In the past week, Republican Anthony Weiner has taught the world some very valuable lessons. Last Friday a lewd photo was sent via his twitter feed to a college student in Seattle. The photo managed to stir up some controversy as Weiner publicly denied posting it, stating that his accounts had been hacked and he was in the process of hiring a lawyer to investigate. At one point, when asked by multiple reporters if the man in the photo was him, he responded saying he wasn’t sure. Throughout this media frenzy, many people began to doubt his sincerity as he dodged questions and denied all claims with a straight face.
Yesterday, during a public press conference, Weiner admitted to sending the photo and confirmed that the man in the photo was him. The congressman said, “Last Friday night I tweeted a photograph of myself that I intended to send as a direct message as part of a joke to a woman in Seattle. Once I realized I had posted to Twitter, I panicked, I took it down and said I had been hacked. I then continued to stick to that story which was a hugely regrettable mistake.”
Surprisingly enough, this is a very common mistake on Twitter. As you may remember, other high profile organizations have been embarrassed by Twitter mistakes before. Earlier this year, a Chrysler employee was terminated after dropping the f-bomb on the automaker’s Twitter account, and a Red Cross social media specialist tweeted drunk on the organization’s behalf after a HootSuite slip up.
In honor of these brand-abolishing mistakes, we’ve put together a list of the top five tips to avoid a social media scandal. After all, a wise man named George Santayana once said, “Those who can not remember the past are condemned to repeat it.”

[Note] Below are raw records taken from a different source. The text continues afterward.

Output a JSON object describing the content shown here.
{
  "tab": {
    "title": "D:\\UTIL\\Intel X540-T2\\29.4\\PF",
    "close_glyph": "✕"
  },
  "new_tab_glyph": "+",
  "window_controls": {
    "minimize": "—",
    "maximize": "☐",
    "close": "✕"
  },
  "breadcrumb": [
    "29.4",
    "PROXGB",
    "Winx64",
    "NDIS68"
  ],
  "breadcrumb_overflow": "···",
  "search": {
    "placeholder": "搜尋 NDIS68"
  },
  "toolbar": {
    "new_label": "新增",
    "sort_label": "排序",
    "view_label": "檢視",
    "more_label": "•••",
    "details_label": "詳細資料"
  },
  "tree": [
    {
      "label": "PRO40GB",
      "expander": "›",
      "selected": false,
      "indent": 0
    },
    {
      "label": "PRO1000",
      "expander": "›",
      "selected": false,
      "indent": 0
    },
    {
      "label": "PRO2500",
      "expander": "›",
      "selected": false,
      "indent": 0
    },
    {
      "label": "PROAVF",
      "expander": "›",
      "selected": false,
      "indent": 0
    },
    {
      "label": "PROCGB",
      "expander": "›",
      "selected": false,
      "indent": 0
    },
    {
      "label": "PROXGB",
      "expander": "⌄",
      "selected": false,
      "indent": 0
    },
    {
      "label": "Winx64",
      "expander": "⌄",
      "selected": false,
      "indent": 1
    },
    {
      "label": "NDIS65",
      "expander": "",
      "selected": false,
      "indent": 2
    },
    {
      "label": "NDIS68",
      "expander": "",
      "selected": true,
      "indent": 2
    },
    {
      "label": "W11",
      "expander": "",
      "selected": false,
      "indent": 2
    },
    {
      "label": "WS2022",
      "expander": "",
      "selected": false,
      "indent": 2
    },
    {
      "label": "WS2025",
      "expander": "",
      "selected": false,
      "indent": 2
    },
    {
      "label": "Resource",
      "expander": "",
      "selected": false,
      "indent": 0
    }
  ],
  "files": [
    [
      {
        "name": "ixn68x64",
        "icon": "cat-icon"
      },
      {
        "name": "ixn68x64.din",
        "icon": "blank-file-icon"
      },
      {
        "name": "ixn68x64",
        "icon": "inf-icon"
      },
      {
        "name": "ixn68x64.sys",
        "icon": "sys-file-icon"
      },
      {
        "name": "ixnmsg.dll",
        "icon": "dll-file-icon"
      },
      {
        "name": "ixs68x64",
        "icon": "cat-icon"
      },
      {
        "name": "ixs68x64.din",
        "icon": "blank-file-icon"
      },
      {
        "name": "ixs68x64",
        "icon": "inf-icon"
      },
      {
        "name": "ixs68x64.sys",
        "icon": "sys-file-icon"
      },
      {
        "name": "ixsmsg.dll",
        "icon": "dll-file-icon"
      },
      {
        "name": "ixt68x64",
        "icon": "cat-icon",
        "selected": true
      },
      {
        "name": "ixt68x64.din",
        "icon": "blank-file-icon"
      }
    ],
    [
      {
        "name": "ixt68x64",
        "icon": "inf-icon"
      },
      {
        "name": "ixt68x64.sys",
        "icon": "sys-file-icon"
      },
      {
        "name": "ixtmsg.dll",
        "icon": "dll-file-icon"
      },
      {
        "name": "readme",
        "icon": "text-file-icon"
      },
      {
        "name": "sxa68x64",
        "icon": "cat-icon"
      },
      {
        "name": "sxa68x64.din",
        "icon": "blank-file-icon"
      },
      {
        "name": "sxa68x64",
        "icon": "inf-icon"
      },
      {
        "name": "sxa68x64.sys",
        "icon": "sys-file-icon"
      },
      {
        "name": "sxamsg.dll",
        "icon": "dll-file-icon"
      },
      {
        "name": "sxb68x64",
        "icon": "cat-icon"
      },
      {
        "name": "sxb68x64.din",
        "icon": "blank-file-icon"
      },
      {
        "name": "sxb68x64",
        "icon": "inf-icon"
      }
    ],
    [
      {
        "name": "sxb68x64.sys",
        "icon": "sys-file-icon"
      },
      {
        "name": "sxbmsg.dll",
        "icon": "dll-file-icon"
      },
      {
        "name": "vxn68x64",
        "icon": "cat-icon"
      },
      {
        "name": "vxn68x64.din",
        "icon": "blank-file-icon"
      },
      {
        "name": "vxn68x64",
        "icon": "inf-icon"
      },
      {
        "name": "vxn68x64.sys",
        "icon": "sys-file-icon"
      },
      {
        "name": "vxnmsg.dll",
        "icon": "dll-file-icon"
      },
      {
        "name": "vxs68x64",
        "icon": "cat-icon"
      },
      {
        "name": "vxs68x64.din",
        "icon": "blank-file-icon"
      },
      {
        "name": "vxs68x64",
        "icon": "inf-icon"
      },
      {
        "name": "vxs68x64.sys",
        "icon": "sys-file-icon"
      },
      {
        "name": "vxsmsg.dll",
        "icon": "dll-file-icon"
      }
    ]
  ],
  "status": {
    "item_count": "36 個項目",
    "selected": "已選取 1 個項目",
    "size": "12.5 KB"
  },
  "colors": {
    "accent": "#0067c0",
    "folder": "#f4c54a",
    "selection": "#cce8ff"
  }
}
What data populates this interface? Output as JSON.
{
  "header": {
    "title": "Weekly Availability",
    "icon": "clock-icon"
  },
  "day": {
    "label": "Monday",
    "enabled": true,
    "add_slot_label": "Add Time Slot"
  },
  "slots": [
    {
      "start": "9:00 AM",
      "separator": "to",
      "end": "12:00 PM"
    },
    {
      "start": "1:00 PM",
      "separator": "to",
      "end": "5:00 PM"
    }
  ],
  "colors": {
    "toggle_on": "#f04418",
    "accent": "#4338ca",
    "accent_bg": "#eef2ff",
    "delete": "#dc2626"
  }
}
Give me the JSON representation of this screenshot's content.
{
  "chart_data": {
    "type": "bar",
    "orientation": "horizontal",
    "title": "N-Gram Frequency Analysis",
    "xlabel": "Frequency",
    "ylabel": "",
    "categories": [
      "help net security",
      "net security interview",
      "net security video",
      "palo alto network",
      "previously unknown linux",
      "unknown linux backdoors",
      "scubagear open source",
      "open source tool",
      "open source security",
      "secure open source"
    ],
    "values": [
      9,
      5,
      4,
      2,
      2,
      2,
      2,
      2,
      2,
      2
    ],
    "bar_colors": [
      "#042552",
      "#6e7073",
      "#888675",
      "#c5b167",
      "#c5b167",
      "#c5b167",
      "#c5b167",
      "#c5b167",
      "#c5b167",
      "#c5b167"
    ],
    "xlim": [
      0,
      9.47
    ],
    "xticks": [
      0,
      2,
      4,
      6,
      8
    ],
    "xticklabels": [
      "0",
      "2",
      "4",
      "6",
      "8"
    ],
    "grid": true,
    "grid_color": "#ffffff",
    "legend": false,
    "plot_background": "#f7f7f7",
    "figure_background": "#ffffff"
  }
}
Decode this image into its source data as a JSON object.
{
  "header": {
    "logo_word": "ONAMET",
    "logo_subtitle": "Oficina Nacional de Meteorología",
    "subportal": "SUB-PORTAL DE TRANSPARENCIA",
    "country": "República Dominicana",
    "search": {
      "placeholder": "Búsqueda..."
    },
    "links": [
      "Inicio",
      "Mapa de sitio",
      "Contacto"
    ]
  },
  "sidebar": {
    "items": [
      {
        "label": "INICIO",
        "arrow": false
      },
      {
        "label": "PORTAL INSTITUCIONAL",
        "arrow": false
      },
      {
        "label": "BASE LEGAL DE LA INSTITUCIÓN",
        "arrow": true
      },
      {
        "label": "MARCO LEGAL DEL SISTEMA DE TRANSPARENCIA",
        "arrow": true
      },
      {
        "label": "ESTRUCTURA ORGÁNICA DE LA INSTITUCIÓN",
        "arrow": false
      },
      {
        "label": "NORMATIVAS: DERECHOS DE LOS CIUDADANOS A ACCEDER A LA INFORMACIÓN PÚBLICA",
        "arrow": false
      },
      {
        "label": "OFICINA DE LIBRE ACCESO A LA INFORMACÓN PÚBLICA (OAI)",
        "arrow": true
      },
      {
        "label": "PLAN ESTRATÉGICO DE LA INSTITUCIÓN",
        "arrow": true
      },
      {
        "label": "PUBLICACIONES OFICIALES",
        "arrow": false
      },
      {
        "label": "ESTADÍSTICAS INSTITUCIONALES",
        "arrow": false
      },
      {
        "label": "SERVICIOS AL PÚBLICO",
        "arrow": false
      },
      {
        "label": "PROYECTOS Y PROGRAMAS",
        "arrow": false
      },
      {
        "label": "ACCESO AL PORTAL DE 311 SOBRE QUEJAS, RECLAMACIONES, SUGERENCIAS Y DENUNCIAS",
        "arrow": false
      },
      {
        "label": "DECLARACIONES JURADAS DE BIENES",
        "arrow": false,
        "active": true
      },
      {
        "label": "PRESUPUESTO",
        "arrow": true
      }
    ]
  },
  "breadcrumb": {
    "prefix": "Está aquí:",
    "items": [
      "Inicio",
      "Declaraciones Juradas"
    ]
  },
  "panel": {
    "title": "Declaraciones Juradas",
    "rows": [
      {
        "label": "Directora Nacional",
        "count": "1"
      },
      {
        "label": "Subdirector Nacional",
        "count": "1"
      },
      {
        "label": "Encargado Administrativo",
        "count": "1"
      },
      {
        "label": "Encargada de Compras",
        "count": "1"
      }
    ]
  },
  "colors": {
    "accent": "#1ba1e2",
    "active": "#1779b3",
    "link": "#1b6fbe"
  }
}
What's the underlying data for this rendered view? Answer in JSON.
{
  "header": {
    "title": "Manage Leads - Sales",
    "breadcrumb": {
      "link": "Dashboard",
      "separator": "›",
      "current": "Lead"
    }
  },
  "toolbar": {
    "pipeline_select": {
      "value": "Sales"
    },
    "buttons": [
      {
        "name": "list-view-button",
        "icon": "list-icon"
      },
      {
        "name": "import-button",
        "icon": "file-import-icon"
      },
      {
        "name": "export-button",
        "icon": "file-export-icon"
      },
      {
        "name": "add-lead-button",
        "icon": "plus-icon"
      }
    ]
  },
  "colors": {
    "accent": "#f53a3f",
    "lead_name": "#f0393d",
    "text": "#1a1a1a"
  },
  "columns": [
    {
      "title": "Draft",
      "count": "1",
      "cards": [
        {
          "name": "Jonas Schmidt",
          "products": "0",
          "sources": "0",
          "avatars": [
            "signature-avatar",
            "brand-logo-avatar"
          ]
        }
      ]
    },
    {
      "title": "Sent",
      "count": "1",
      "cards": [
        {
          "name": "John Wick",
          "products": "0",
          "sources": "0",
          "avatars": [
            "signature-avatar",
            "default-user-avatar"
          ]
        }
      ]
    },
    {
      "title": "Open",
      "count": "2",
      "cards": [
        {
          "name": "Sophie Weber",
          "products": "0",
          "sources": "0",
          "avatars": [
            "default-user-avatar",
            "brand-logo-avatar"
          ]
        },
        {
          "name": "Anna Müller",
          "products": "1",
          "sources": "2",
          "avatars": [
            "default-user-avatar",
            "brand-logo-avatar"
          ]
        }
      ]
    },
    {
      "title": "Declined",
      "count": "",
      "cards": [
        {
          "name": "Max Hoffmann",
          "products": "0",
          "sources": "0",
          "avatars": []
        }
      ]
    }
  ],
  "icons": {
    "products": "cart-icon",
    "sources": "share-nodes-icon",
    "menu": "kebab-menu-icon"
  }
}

1) Remember that everything you post online is public whether you set it as “private” or not.
2) The only sure-fire way to ensure that your information, photos etc stay private, is to avoid posting them online.
3) If you know you’ll be out on the town and there’s a possibility that you could use your device while intoxicated, leave it at home. It’s too easy to lose control of inhibitions and internal censors when your judgement is impaired.
4) Always think before you post. No amount of security can protect you from your own thoughts. If you wouldn’t say this in front of a customer, you shouldn’t be tweeting it.
5) If you slip up and make a mistake, admit it, apologize and move on. Lying to cover up an issue just delays the inevitable.